— Literary Hub[An] outstanding and unflinching memoir.
— Nashville ScenePrice has to be praised for writing such an open and honest account of her early life as a musician, struggling to ‘make it’ in the modern day music business. Reading this book, you can’t help but think that every wannabe music star should be sat down and forced to read this before they embark on their first gig, because this is an incredibly honest account of just how difficult it can be to even get on the bottom rung of that long climb to the top...This book is every bit as compelling as her songs...[Maybe We'll Make It] is, quite simply, a great read.
— Americana UK'Singing is not a real job,' a guidance counselor once told a teenage Margo Price. What she shows us in her moving memoir is what a heck of a lot of work it is...Here, you sense, is someone who has fought every day for what she wants to do—and a reminder of how much unseen toil goes into a creative life.
— Wall Street Journal, "Five Best Books on Country Music"The story of [Price's] development as an artist—and a person—who, by almost any means necessary, is making it by sticking to her beliefs and doing it her way, makes for a interesting read.
— Ft.Myers Magazine
Price’s music is the soundtrack to her courageous story in progress. In the best possible way, this book reads like the liner notes: honest, heartfelt, and profound.

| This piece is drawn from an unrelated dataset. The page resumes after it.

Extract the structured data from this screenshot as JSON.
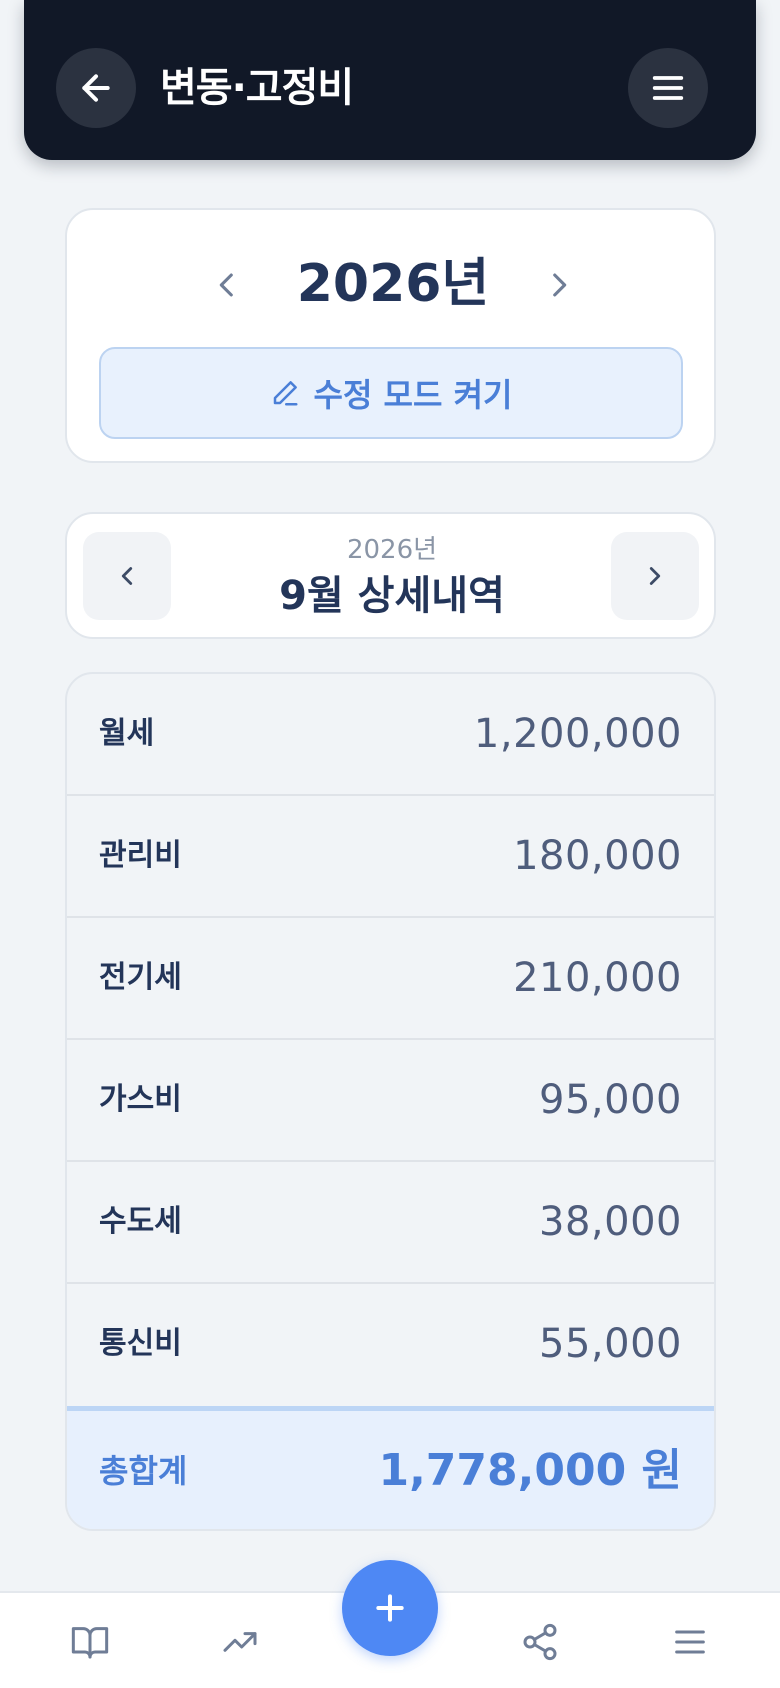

— ShepherdShe has never lost that early hunger, or her rebellious streak. Hers is a tale of committed endurance punctuated by euphoria, and gives insight into several unlikely influences – the Kinks and Sylvia Plath among them – on her irrepressible music.
— Times Literary Supplement
- Chapter 1. The Unpaved Road
- Chapter 2. Rearview Mirror
- Chapter 3. Fifty-Seven Dollars
- Chapter 4. Strays
- Chapter 5. Lay Around with the Dogs
- Chapter 6. This Town Gets Around (and Around and Around)
- Chapter 7. Black Water
- Chapter 8. Stealing from Thieves
- Chapter 9. Floating
- Chapter 10. Pearls to Swine
- Chapter 11. Hell in the Heartland
- Chapter 12. Everywhere
- Chapter 13. Mesa Boogie
- Chapter 14. C for California
- Chapter 15. Aimless Fate
- Chapter 16. Ball and Unchained
- Chapter 17. New Mama
- Chapter 18. Ezra and Judah
- Chapter 19. Drowning
- Chapter 20. Uppers, Downers, Out-of-Towners
- Chapter 21. Burn Whatever’s Left
- Chapter 22. Treading Water
- Chapter 23. Weekender
- Chapter 24. A Band of My Own
- Chapter 25. Midwest Farmer’s Daughter
- Chapter 26. One Dark Horse
- Chapter 27. The Recent Future